Getting ready to go back to school is like getting ready to go to work: you're either excited and ready to rock or you couldn't give a rat's bottom about another year of eight-hour days, full of books, energy drinks, projects, and assignments.
Whether you're in high school or college, it's good to keep your PC equipped with the best programs so that you won't be hit with any surprises. Rather than scrambling around, trying to figure out which program to use for what assignment, check out our top picks for Windows and tell your professors to give you their best shot.
Top app for The PDF-Bomb: Load and read PDFs without the slowdown, with Foxit.
Foxit is a free alternative PDF program that's both lightweight and feature-filled if you're only looking for a rudimentary reader. It includes tabbed browsing as well as useful annotating tools to highlight useful sections so you don't miss a beat during lecture. Unfortunately, the free version doesn't include any PDF makers but it's a solid, free alternative to Adobe Reader.
Top app for the disorganized note-taker: Evernote keeps your notes in order.
Whether you're in class or on the go, chances are you'll be able to access Evernote by phone or computer. Even if you don't have access to the Web, you'll be able to save all your notes from class and have them automatically sync with Evernote's servers once you reach an access point.
Top app for the multitasker who can't afford another monitor: Dexpot is like Spaces for Windows.
There's only so much space on that tiny laptop screen of yours and this is where Dexpot comes into play. Similar to Spaces on Mac, Dexpot lets you create separate workspaces for your desktop and allows you to move windows around with ease. You can even view things in split screen via full-screen preview and set custom hot keys to cycle through your workspaces.
Top app for the next American Idol: Audacity captures the voice.
As a student, you're bound to run into some multimedia project that requires you to record audio. Audacity is one of the best open-source recording programs out there, packing plenty of EQ functions and support for a wide variety of audio formats.
Top app for turning lecture halls into movie theaters: VLC plays everything.
VLC will play any type of video file you throw at it. Little needs to be said about this universal media player, which is a must for not just students, but also any user that listens to music or watches movies. You can also adjust the video settings in real time using its built-in viewing options to improve dark or low-quality movies.

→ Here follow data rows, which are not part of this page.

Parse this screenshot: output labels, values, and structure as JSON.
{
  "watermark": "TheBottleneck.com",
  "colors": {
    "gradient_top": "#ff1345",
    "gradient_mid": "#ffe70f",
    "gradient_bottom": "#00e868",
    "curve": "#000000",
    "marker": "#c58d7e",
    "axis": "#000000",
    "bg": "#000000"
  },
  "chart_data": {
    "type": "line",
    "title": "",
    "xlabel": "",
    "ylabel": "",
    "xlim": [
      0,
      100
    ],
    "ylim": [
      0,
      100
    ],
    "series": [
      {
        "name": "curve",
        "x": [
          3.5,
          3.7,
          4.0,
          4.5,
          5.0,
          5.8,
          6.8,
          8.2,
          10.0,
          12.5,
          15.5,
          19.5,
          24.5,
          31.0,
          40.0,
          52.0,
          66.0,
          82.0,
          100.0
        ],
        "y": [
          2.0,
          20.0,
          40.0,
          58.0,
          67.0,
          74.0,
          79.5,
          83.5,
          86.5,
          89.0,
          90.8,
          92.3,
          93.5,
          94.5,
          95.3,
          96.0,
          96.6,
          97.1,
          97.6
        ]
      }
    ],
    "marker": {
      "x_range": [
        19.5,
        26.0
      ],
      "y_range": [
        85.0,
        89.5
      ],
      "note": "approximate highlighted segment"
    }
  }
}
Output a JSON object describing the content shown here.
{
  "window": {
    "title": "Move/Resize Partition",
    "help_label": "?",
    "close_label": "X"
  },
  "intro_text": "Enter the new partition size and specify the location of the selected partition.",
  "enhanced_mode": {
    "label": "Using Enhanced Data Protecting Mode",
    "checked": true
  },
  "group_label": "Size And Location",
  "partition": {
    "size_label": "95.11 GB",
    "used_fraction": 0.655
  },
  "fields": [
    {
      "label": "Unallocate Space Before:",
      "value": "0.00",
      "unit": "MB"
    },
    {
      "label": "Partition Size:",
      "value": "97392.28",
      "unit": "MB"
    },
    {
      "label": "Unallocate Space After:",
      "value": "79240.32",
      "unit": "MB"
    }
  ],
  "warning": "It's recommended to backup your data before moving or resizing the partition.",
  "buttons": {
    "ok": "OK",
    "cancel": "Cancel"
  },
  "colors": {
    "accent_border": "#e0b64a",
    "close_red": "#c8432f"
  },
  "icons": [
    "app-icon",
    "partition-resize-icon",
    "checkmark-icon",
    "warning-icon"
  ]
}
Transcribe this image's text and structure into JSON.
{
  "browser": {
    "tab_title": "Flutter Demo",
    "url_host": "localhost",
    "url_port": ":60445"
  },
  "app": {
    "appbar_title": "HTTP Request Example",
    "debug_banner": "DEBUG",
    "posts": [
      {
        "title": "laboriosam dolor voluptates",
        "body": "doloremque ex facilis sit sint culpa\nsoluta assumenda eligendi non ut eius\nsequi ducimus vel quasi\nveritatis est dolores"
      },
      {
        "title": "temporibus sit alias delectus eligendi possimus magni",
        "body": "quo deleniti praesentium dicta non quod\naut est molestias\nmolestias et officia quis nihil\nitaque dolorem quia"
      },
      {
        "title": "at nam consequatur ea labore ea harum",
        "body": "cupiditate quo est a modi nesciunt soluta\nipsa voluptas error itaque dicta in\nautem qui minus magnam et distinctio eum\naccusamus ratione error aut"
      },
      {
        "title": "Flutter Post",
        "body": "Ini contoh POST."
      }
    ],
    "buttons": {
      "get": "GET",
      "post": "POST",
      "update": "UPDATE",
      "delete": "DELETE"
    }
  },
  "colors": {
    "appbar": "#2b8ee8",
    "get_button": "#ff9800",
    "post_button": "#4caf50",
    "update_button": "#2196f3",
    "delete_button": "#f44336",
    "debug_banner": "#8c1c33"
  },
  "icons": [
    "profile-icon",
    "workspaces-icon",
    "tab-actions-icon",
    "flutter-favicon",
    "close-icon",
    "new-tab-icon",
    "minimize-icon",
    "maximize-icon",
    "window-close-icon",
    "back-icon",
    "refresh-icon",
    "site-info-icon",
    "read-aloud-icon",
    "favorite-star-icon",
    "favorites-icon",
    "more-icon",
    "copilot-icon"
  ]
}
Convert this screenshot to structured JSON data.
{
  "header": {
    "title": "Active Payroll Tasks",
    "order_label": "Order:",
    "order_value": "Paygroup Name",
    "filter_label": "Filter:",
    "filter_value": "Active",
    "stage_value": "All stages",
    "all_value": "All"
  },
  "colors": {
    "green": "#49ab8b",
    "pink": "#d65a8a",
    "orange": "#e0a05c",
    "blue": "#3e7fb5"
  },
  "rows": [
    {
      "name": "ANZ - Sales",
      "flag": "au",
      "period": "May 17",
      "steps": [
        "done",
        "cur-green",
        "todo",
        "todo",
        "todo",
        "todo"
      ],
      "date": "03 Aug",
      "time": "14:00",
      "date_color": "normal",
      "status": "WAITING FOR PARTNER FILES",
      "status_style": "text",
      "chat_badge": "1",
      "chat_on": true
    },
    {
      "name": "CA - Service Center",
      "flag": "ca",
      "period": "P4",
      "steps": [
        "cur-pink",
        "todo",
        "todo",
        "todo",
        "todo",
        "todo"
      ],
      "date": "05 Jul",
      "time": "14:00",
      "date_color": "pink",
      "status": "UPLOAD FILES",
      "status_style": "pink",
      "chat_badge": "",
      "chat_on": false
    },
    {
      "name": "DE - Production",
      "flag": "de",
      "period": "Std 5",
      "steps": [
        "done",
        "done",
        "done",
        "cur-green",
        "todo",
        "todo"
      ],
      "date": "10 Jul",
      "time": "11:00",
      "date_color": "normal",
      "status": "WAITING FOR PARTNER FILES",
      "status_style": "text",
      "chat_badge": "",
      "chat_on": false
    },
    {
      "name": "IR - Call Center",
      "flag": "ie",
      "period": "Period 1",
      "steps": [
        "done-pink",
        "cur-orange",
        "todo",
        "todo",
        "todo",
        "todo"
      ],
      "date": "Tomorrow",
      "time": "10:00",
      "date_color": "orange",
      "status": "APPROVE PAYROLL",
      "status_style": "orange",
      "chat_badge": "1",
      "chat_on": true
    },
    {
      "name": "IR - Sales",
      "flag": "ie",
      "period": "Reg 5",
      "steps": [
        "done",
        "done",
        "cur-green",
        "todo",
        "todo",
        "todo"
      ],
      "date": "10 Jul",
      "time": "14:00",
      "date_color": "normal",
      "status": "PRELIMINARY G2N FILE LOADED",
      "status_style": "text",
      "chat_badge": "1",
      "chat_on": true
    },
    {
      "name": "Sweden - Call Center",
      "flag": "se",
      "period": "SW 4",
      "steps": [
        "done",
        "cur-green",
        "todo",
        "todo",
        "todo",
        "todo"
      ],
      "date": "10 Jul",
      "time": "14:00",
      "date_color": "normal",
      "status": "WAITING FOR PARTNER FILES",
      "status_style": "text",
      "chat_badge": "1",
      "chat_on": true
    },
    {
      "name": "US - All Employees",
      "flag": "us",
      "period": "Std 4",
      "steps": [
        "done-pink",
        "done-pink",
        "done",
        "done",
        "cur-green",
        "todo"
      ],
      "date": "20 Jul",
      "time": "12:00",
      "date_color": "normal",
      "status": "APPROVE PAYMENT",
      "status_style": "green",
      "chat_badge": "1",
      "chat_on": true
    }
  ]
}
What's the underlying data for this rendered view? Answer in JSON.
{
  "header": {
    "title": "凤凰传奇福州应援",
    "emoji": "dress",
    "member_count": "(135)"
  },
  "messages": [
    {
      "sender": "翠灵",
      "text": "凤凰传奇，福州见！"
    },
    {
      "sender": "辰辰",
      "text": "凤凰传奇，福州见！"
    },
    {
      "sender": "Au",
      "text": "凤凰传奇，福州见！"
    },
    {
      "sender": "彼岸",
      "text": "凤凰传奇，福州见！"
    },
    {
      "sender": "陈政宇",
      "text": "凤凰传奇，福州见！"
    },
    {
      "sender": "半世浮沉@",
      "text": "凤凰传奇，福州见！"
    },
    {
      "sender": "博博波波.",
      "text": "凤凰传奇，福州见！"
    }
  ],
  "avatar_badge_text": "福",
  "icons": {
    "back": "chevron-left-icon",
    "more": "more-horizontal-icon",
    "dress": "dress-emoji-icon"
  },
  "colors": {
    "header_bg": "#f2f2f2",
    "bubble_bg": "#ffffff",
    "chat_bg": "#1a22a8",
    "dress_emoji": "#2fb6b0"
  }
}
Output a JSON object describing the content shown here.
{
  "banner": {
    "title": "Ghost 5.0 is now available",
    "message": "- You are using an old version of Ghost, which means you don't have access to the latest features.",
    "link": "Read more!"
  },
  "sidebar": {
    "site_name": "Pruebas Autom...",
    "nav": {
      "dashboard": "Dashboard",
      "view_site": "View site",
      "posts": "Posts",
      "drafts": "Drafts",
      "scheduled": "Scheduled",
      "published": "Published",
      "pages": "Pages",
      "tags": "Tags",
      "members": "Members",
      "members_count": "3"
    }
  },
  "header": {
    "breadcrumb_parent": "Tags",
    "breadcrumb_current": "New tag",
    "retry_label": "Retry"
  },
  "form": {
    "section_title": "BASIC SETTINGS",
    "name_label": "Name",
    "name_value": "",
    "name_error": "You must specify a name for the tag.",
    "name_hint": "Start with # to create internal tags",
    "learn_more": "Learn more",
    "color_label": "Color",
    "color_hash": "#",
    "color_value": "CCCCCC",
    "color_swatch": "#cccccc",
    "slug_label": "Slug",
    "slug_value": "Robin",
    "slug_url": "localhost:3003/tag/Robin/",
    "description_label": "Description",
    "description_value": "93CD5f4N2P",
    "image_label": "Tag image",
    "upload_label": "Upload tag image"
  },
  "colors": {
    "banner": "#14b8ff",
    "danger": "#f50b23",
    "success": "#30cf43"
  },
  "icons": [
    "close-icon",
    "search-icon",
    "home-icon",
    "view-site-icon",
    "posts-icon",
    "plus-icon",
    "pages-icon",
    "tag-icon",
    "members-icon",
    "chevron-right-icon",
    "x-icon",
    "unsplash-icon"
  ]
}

Mac: We actually recommend MPlayerX over VLC for Mac users. Both are open-source but MPlayerX retains a more native look and feel that gives it a slightly better edge over VLC, though both are excellent players.
Top app for sharing files with the study group: Dropbox is your Flash drive in the cloud.
If you ever find yourself in the situation where you need to send files to a classmate, Dropbox is the way to go. It's one of the most reliable ways to send and collaborate on large files. Dropbox is also available on a wide variety of devices, making it easy to sync files across computers, tablets, and phones.
Top App for writing essays without pirating Microsoft Office: OpenOffice pretty much does it all.
Can't afford Microsoft Office? If you prefer to save a few extra bucks over student discounts, then let OpenOffice power all your basic word processing and spreadsheet needs. OpenOffice has comparable support for most academic tasks, which includes compatibility with Office formats as well as open-source file types.
Top app for not going blind: F.lux eases the strain on your eyeballs.
With all those late-night study sessions, staring at your computer screen could strain your eyes quite a bit. F.lux adjusts your screen to look more like indoor lighting, reducing eye strain and keeping you from damaging your eyes. Remember to turn it off for color-sensitive activities, like editing photos or playing games.
Top app for the Power User: AutoHotkey does the work so you don't have to.
Unfortunately there are no shortcuts in life, but there are shortcuts for Windows. AutoHotkey is an open-source hotkey utility that lets you automate keystrokes and mouse clicks and write macros. You can do things like set abbreviations to automatically type out full words (ex. "btw" into "by the way") and create custom data-entry forms. Less time to do work means more time to play.
Mac: Unfortunately, AHK isn't available for OSX. There are a few alternatives, including the native AppleScript, but we weren't able to find a comparably free software. However, KeyRemap4MacBook does imitate some of the same useful features from AHK in the OS X environment.
Top app for making and breaking friendships: Team Fortress 2
It's free, co-op, and a crapload of fun. Since going free-to-play, Team Fortress 2 sets a pretty high benchmark for one of the most easily accessible multiplayer games, complete with a huge fanbase of dedicated players. Note that the Steam client is required.
Looking for more premium apps? Check out our affordable picks for some great back-to-school software.